While the farm and family filled most of Downs’ day, her passion for all things food and cooking were always in the background. When it was time to sell the farm, it was Downs’ time to focus on her career goals.
Downs began her paid cooking career in the residential care industry as a kitchen hand, and it was there that Lisa began to understand what it meant to people to lose control over their choices of food. Downs watched, mainly women, who had cooked their own meals for a lifetime, suddenly trying to adjust to having a meal put in front of them—no choices.
Downs explained, “If I told you we were going to have corned beef for dinner, you would immediately have an expectation of what that will look like, what it will taste like and what will be served with it. Those expectations will be based on how you, or maybe your mother, has cooked and presented that meal, over your lifetime. If I serve it to you looking and smelling different, before you even start to eat it, you will be disappointed.” Imagine having that experience over and over again. Sadly, that is the reality for some people in rest homes all over New Zealand.
Since working for Olive Tree Village, an Arvida Village, Downs has embraced the challenge to transform the dining experience of the residents and see them eating well and actively engaged. Eating well is one of the pillars on which Arvida builds its platform for living well, and it is so much more than simply ensuring people have good nutrition. It is about seeing people enjoy their meal times—the pleasure of a social occasion, where you have some control over what you eat and when you eat it.
Downs leads a team of ten who provide all meals for 48 people in residential care, a daily main meal to 100, and also organising catering for special functions as needed right across the village. Every day, breakfast is served as a buffet where diners can look and choose from a variety of continental breakfast supplies. Fresh and preserved fruit, cereals, yoghurt, toast options and tea and coffee are offered in the dining room or, for those who prefer, in their rooms. Toast is cooked fresh as needed, not prepared and stored. Regular offerings of cooked breakfast are always popular and include a range of familiar favourites.

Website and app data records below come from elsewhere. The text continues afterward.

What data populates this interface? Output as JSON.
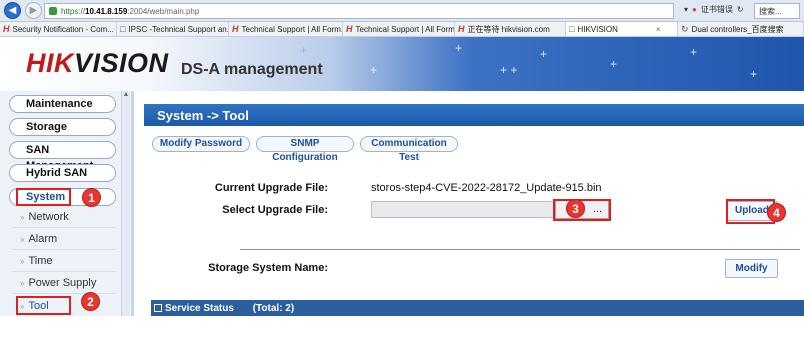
{
  "browser": {
    "url_scheme": "https://",
    "url_host": "10.41.8.159",
    "url_path": ":2004/web/main.php",
    "cert_warning": "证书错误",
    "search_placeholder": "搜索...",
    "tabs": [
      {
        "label": "Security Notification - Com...",
        "icon": "hik",
        "active": false
      },
      {
        "label": "IPSC -Technical Support an...",
        "icon": "doc",
        "active": false
      },
      {
        "label": "Technical Support | All Form...",
        "icon": "hik",
        "active": false
      },
      {
        "label": "Technical Support | All Form...",
        "icon": "hik",
        "active": false
      },
      {
        "label": "正在等待 hikvision.com",
        "icon": "hik",
        "active": false
      },
      {
        "label": "HIKVISION",
        "icon": "doc",
        "active": true
      },
      {
        "label": "Dual controllers_百度搜索",
        "icon": "doc",
        "active": false
      }
    ]
  },
  "banner": {
    "logo_part1": "HIK",
    "logo_part2": "VISION",
    "product": "DS-A management"
  },
  "sidebar": {
    "items": [
      {
        "label": "Maintenance"
      },
      {
        "label": "Storage"
      },
      {
        "label": "SAN Management"
      },
      {
        "label": "Hybrid SAN"
      },
      {
        "label": "System"
      }
    ],
    "sub_items": [
      {
        "label": "Network"
      },
      {
        "label": "Alarm"
      },
      {
        "label": "Time"
      },
      {
        "label": "Power Supply"
      },
      {
        "label": "Tool"
      }
    ]
  },
  "main": {
    "title": "System -> Tool",
    "tabs": [
      {
        "label": "Modify Password"
      },
      {
        "label": "SNMP Configuration"
      },
      {
        "label": "Communication Test"
      }
    ],
    "current_upgrade_label": "Current Upgrade File:",
    "current_upgrade_value": "storos-step4-CVE-2022-28172_Update-915.bin",
    "select_upgrade_label": "Select Upgrade File:",
    "browse_label": "...",
    "upload_label": "Upload",
    "storage_name_label": "Storage System Name:",
    "modify_label": "Modify",
    "service_status_label": "Service Status",
    "service_total": "(Total: 2)"
  },
  "annotations": {
    "badges": [
      "1",
      "2",
      "3",
      "4"
    ],
    "color": "#e01e1e"
  }
}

Main meals are also served fresh to the diners from a bain-marie. The menu always includes two protein options, two starch options and a range of vegetables. Residents can see and smell the food before deciding on what to eat. They have control over what, and how much they eat.

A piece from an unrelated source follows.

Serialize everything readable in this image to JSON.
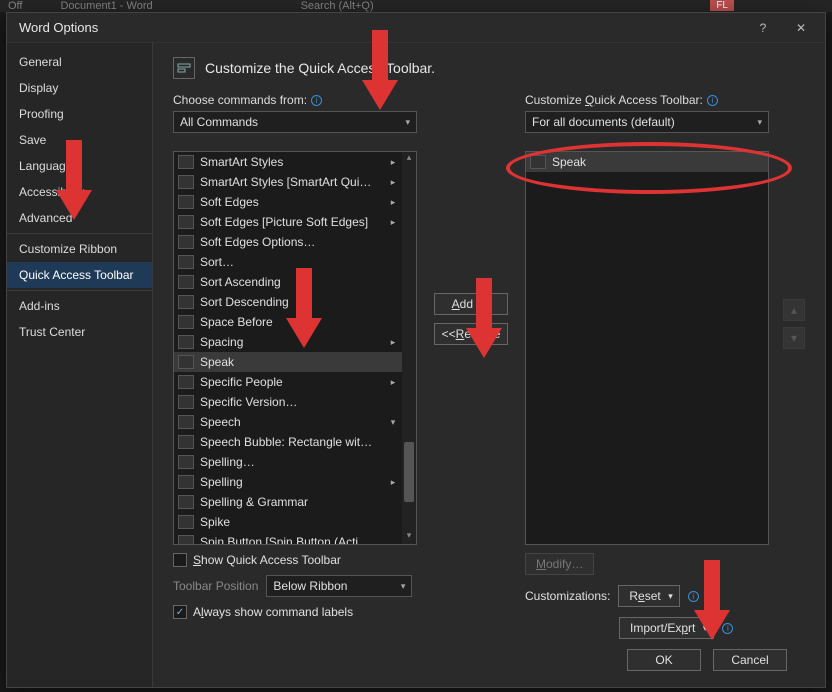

“Our residents can, for example, choose to have a few carrots but plenty of beans if that is what they feel like on that day. Isn’t that what everyone else does every day? This is their home, and they should be able to eat like they are at home.” Residents who have high care needs also have access to snack foods all the time. They may not feel like eating at mealtime, but a refrigerator stocked with individual serves of yoghurt, jellies, fruit, etc., allows them to snack when they feel like it, not according to a schedule.
A recent introduction at Olive Tree is the Pure Foods texture modified options. “Gone are the days when those who needed to have a modified texture diet are faced with scoops of pureed food of various colours served with gravy”. Pure Foods offers a range that tastes the same as the whole food, is the same colour, and if you take the time to use the moulds available, even looks the same shape. Everything from sausages to carrots. “My personal favourite is the broccoli,” said Downs.
Special occasions are also a feature of the dining service that Downs offers and really enjoys presenting to the residents. “We had a KFC day, for example, where we prepared everything and served it just like you would if you were buying it from the store. Although, of course, I did not have the secret herbs and spices, but ours tasted pretty good.” Recently a Chinese food day was enjoyed; Downs and the team cooked ginger beef, sweet and sour pork, egg foo yong, fried rice, and served it all in takeaway containers. The meal was accompanied by fortune cookies and chopsticks even.
Downs is self-taught, and among the skills she has picked up is a real flair for cake decorating. An annual feature that residents, staff and visitors alike look forward to, is the Christmas cake. “My food philosophy is simple—food is central to home life, this is our residents’ home, and my passion is to see them enjoying their meal in the same way I like to see my friends and family enjoy a meal I serve at home”.